Search through the entries for the word "title" and copy every line that has it.
____________________
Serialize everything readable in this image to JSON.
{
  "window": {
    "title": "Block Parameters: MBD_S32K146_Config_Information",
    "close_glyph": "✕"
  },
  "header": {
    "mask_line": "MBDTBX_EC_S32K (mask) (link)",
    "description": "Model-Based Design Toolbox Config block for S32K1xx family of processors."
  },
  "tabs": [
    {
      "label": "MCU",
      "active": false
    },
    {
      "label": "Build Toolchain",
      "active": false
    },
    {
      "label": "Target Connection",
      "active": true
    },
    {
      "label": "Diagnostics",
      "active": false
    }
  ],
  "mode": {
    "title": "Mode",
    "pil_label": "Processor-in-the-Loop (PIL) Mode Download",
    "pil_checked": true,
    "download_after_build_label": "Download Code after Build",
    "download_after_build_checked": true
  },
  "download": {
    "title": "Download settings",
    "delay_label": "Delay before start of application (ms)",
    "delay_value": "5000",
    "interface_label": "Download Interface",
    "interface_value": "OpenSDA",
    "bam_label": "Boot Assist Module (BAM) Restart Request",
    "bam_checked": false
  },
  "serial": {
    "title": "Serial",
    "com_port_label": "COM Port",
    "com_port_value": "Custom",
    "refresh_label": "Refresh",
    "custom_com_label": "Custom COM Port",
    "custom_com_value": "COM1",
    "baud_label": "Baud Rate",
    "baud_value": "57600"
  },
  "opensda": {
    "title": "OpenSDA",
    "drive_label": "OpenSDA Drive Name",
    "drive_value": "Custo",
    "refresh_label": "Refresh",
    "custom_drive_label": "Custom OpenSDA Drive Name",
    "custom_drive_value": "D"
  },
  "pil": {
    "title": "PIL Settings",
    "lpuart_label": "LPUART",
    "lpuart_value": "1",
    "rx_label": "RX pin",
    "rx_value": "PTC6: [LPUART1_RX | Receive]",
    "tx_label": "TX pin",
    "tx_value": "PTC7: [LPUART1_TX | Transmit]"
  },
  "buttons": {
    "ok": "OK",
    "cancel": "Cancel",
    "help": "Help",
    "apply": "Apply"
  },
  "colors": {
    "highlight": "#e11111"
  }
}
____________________
» **SOLUTION TO THE EXERCISE**
    "title": "Block Parameters: MBD_S32K146_Config_Information",
    "title": "Mode",
    "title": "Download settings",
    "title": "Serial",
    "title": "OpenSDA",
    "title": "PIL Settings",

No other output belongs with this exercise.